- [Element data from apps and pages]
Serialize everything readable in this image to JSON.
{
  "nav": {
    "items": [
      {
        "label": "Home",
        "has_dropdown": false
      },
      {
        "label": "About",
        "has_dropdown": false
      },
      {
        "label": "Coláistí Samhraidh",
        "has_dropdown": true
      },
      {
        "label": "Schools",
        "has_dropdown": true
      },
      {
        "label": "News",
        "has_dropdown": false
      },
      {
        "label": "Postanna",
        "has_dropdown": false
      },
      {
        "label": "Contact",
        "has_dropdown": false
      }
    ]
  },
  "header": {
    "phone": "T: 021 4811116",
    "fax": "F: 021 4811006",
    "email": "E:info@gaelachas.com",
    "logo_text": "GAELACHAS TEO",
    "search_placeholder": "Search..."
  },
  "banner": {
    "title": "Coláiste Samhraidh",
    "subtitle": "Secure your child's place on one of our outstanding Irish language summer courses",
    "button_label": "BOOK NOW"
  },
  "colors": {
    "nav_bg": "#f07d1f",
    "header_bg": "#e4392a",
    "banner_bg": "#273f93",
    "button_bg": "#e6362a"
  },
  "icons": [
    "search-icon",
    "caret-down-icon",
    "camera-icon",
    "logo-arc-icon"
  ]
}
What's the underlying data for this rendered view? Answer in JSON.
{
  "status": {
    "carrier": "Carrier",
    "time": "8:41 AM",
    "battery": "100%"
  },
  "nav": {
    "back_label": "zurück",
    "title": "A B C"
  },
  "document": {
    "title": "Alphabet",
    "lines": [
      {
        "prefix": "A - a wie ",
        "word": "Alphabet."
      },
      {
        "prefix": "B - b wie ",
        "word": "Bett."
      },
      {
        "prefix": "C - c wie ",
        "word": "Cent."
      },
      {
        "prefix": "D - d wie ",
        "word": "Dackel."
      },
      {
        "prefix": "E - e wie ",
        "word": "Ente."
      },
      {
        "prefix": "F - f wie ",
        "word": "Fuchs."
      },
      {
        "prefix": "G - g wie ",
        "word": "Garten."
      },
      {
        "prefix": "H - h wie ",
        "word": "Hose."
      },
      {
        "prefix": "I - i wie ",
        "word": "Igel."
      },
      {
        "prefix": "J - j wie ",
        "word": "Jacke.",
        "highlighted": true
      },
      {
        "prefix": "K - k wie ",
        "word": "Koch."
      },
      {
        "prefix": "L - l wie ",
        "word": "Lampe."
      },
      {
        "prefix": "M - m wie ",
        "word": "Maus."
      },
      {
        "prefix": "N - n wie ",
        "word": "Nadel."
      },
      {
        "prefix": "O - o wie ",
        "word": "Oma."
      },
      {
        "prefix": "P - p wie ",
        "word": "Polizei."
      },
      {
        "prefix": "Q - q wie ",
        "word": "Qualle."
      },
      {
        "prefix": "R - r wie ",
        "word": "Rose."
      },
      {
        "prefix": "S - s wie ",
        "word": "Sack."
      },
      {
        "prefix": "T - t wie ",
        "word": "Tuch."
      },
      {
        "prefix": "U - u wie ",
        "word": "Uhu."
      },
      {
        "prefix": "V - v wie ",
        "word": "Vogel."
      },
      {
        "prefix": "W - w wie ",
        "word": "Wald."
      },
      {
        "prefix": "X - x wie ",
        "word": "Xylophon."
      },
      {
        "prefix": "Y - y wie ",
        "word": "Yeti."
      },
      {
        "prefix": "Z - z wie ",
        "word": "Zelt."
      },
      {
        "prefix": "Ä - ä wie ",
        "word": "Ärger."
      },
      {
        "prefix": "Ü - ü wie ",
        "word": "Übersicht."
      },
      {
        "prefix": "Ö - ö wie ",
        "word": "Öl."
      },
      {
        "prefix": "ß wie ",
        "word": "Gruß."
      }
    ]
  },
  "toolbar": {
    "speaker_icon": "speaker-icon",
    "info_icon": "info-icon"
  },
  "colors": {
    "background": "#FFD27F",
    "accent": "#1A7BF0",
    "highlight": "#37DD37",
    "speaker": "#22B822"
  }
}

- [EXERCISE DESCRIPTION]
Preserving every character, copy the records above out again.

- [RESULT FOR THIS EXERCISE]
Serialize everything readable in this image to JSON.
{
  "nav": {
    "items": [
      {
        "label": "Home",
        "has_dropdown": false
      },
      {
        "label": "About",
        "has_dropdown": false
      },
      {
        "label": "Coláistí Samhraidh",
        "has_dropdown": true
      },
      {
        "label": "Schools",
        "has_dropdown": true
      },
      {
        "label": "News",
        "has_dropdown": false
      },
      {
        "label": "Postanna",
        "has_dropdown": false
      },
      {
        "label": "Contact",
        "has_dropdown": false
      }
    ]
  },
  "header": {
    "phone": "T: 021 4811116",
    "fax": "F: 021 4811006",
    "email": "E:info@gaelachas.com",
    "logo_text": "GAELACHAS TEO",
    "search_placeholder": "Search..."
  },
  "banner": {
    "title": "Coláiste Samhraidh",
    "subtitle": "Secure your child's place on one of our outstanding Irish language summer courses",
    "button_label": "BOOK NOW"
  },
  "colors": {
    "nav_bg": "#f07d1f",
    "header_bg": "#e4392a",
    "banner_bg": "#273f93",
    "button_bg": "#e6362a"
  },
  "icons": [
    "search-icon",
    "caret-down-icon",
    "camera-icon",
    "logo-arc-icon"
  ]
}
What's the underlying data for this rendered view? Answer in JSON.
{
  "status": {
    "carrier": "Carrier",
    "time": "8:41 AM",
    "battery": "100%"
  },
  "nav": {
    "back_label": "zurück",
    "title": "A B C"
  },
  "document": {
    "title": "Alphabet",
    "lines": [
      {
        "prefix": "A - a wie ",
        "word": "Alphabet."
      },
      {
        "prefix": "B - b wie ",
        "word": "Bett."
      },
      {
        "prefix": "C - c wie ",
        "word": "Cent."
      },
      {
        "prefix": "D - d wie ",
        "word": "Dackel."
      },
      {
        "prefix": "E - e wie ",
        "word": "Ente."
      },
      {
        "prefix": "F - f wie ",
        "word": "Fuchs."
      },
      {
        "prefix": "G - g wie ",
        "word": "Garten."
      },
      {
        "prefix": "H - h wie ",
        "word": "Hose."
      },
      {
        "prefix": "I - i wie ",
        "word": "Igel."
      },
      {
        "prefix": "J - j wie ",
        "word": "Jacke.",
        "highlighted": true
      },
      {
        "prefix": "K - k wie ",
        "word": "Koch."
      },
      {
        "prefix": "L - l wie ",
        "word": "Lampe."
      },
      {
        "prefix": "M - m wie ",
        "word": "Maus."
      },
      {
        "prefix": "N - n wie ",
        "word": "Nadel."
      },
      {
        "prefix": "O - o wie ",
        "word": "Oma."
      },
      {
        "prefix": "P - p wie ",
        "word": "Polizei."
      },
      {
        "prefix": "Q - q wie ",
        "word": "Qualle."
      },
      {
        "prefix": "R - r wie ",
        "word": "Rose."
      },
      {
        "prefix": "S - s wie ",
        "word": "Sack."
      },
      {
        "prefix": "T - t wie ",
        "word": "Tuch."
      },
      {
        "prefix": "U - u wie ",
        "word": "Uhu."
      },
      {
        "prefix": "V - v wie ",
        "word": "Vogel."
      },
      {
        "prefix": "W - w wie ",
        "word": "Wald."
      },
      {
        "prefix": "X - x wie ",
        "word": "Xylophon."
      },
      {
        "prefix": "Y - y wie ",
        "word": "Yeti."
      },
      {
        "prefix": "Z - z wie ",
        "word": "Zelt."
      },
      {
        "prefix": "Ä - ä wie ",
        "word": "Ärger."
      },
      {
        "prefix": "Ü - ü wie ",
        "word": "Übersicht."
      },
      {
        "prefix": "Ö - ö wie ",
        "word": "Öl."
      },
      {
        "prefix": "ß wie ",
        "word": "Gruß."
      }
    ]
  },
  "toolbar": {
    "speaker_icon": "speaker-icon",
    "info_icon": "info-icon"
  },
  "colors": {
    "background": "#FFD27F",
    "accent": "#1A7BF0",
    "highlight": "#37DD37",
    "speaker": "#22B822"
  }
}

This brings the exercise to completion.